At long last, Brooklyn, Manhattan and Long Island have stopped using condoms as evidence in prostitution cases as of May 14, 2014. As part of a campaign to prevent HIV/AIDS and other STIs, NYPD Police Commissioner William Bratton and NYC Mayor Bill de Blasio announced the new policy of not confiscating condoms in cases involving prostitution, prostitution in a school zone and loitering for the purpose of prostitution. “A policy that actually inhibits people from safe sex is a mistake and is dangerous,” said Mayor de Blasio.
Additionally, The New York Department of Health’s AIDS Institute is pushing for safer sex through its NYSCondom program, which increases the availability of condoms to help prevent the spread of HIV and other STIs. This program provides free male and female condoms, dental dams and finger cots to non-for-profit organizations, government and health care facilities around the city.
Hopefully with these new policies in place, sex workers will be less afraid to carry and use condoms? And if so, will providing free condoms help prevent new HIV/ STI infections in this population?
Condom use reduces HIV transmission in sex workers and why this is important
Latex condoms when used correctly and consistently can dramatically reduce risk of STI and HIV transmission a fact that has been consistently supported through research and real life evidence. Both the US Center for Disease Control and Prevention and the World Health Organization promote condom distribution programs and safer sex education for their efficacy in preventing HIV and other STIS in high-risk populations like sex workers (as well as the general public).

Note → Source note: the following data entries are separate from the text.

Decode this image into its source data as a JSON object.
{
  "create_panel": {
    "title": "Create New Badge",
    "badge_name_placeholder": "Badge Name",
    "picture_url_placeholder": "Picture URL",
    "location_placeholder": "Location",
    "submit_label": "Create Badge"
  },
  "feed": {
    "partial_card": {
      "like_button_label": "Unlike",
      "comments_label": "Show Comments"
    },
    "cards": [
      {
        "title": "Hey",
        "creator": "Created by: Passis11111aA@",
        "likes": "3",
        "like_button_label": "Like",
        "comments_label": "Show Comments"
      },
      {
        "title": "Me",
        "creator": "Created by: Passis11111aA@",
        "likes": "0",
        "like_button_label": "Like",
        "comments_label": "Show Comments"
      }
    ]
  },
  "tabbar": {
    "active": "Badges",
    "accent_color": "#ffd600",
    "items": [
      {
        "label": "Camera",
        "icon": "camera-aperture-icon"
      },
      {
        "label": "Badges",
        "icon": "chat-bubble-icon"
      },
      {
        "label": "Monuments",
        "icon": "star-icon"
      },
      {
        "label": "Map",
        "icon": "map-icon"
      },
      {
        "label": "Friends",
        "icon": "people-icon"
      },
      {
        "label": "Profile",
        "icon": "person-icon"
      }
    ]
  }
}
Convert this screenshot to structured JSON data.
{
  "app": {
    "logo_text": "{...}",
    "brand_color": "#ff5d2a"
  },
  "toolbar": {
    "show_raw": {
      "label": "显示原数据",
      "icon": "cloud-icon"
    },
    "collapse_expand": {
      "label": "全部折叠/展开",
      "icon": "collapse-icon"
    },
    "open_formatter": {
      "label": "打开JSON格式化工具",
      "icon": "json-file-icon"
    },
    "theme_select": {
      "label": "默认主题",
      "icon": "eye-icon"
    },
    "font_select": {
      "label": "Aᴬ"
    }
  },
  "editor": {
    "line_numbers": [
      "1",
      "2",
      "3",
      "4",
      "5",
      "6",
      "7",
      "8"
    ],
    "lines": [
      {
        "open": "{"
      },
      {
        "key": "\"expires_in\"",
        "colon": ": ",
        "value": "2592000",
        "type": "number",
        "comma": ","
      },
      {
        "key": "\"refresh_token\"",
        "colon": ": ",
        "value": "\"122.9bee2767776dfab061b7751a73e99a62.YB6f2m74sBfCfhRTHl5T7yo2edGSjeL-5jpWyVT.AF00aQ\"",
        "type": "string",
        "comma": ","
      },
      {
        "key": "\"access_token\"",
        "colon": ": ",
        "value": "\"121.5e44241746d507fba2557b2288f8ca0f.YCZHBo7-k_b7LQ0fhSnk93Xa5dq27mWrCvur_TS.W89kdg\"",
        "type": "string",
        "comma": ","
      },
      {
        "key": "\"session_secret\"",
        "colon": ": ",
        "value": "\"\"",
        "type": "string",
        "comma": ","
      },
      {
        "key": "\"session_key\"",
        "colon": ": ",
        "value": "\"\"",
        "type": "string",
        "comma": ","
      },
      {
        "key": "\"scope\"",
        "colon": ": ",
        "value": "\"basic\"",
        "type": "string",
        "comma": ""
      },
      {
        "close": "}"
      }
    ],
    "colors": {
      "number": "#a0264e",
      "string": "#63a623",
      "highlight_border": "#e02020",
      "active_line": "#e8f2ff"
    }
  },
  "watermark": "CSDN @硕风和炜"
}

Why targeting sex workers for condom possession is a public health problem
This quote from a Human Rights Watch report shows how penalizing sex workers for carrying condoms puts sex workers, their clients, and their partners at risk for HIV and other STIs:
“If I took a lot of condoms, they would arrest me. If I took a few or only one, I would run out and not be able to protect myself. How many times have I had unprotected sex because I was afraid of carrying condoms? Many times.” –Anastasia L., sex worker, New York City, March 22, 2012.
Human Rights Watch conducted research in 4 major cities in the United States: New York, Washington DC, San Francisco and Los Angeles. Sex workers, police officers, public health officials and outreach workers were surveyed for this report, and interviewees cited how condoms possession was frequently used as evidence of prostitution in arrests and trials in all four cities.
Unfortunately, the NYPD still frequently performs “Stop-and-Frisk” searches that put sex workers at risk. These searches have raised human rights concerns on the basis on racial and gender profiling. Outreach workers have been working hard to educate sex workers about their rights, and distribute free safer sex supplies to reduce the risk of HIV and STIs in this population.
Organizations helping with sex education and condom rights:
Street Wise & Safe is a project in New York that helps educate LGBTQ youth about the do’s and don’ts of how to stay safe on the streets and handle police encounters in NYC by understanding their legal rights.
The Anti-Violence Project “AVP empowers lesbian, gay, bisexual, transgender, queer and HIV-affected communities and allies to end all forms of violence through organizing and education, and supports survivors through counseling and advocacy.” They offer a 24 hour hotline in English and Spanish.
Act Against Aids is a CDC-sponsored program committed to raising awareness through fighting HIV stigma and promoting HIV testing and other HIV prevention measures.
Sasha Aurand has a BA in psychology from Indiana University, with a minor in Human Development and Family Studies. Her research includes work with Alan Roberts’ attraction studies.